For each specific R&D Plan outcome, participants considered what results are needed to deliver success, what ‘deliverables’ or products might be needed to achieve those results, and what activities or initiatives are needed to produce those deliverables. Finally, discussion identified the critical inputs required to allow activities to be undertaken.

“What are the critical things that need to be done to enable growth for fishing and aquaculture in social, economic and ecological terms – that’s what we’re trying to identify in the first roadmapping process, focusing on R&D Plan Outcome 1,” says Matt Barwick.

“Then we can explore which of those things the FRDC is well placed to help deliver.

But starting with a broad focus and then narrowing it down enables a more detailed and complete conversation about what is needed, and what each player can contribute to the shared challenge.”


An example of the roadmap canvas developed by participants during the first workshop, which focused on the FRDC’s Outcome 1: Growth for enduring prosperity.

Discussion during the workshop highlighted the ongoing impacts of ‘old wounds’ and conflicts within sectors, between sectors, with resources managers and with vested political and commercial interests committed to protecting the status quo.

Across all of the five workshops, participants identified it would be crucial to address these issues if a vision based on collaboration, forward thinking, inclusiveness and trust is to be achieved.

“Ultimately, if the shared vision is something that people from all sectors can unify behind, the roadmaps help to identify how people can work together to achieve that vision, enabling the FRDC to understand how we can use R&D to assist – that’s our aim. It’s about getting a broader cross-section of the Australian community together to build consensus, awareness and push in the same direction,” Matt Barwick says.

Roadmaps for each of the five outcomes are expected to be launched in January 2021 and will help inform investment under the R&D Plan. However, Matt Barwick points out that roadmaps are ‘living’ documents that can evolve along with further discussion and debate across the sector as a whole, and as progress is made and more is learned.

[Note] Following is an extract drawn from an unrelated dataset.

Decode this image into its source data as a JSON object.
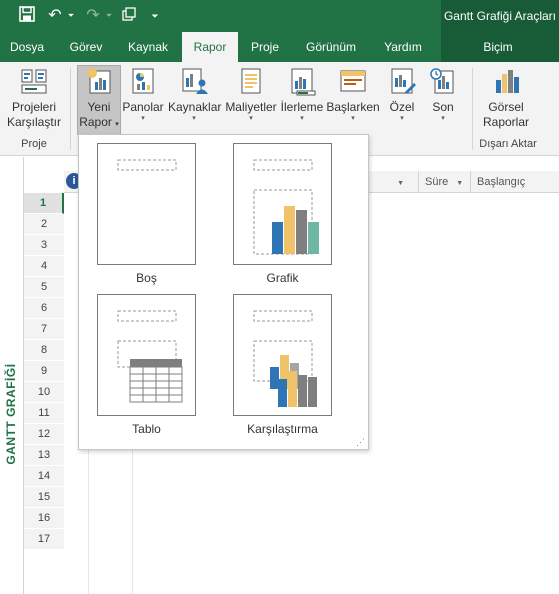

The new process being undertaken by the FRDC is also a great example of collaboration across the agribusiness systems. Insights collected through the roadmapping process will feed into an initiative by Food Innovation Australia Ltd (FIAL), which aims to help increase the value of Australia’s food and agribusiness sectors to more than $200 billion by 2030.

The roadmaps will also help to inform the development of a National Fisheries Plan.

View the FRDC Research & Development Plan 2020-2025 online on the FRDC’s website.

The roadmapping proccess – an example

Desired outcome: a sustainable, productive food and agribusiness industry.

Result needed to achieve this, or ‘what success looks like’: the prolific use of big data and precision agriculture.

Deliverables on which the result can be achieved: adoption of technologies that support profitable businesses; trusted processes for data sharing.

Activities required to generate these deliverables: creation of incubator programs to accelerate R&D and scale technologies; processes to identify and incorporate the evolving and real-time needs of producers into new products and services.

Initial essential inputs needed to undertake required activities: a workforce with the necessary skills; data standards for the collection, storage and sharing.

More information

Matt Barwick,


Food Innovation Australia Ltd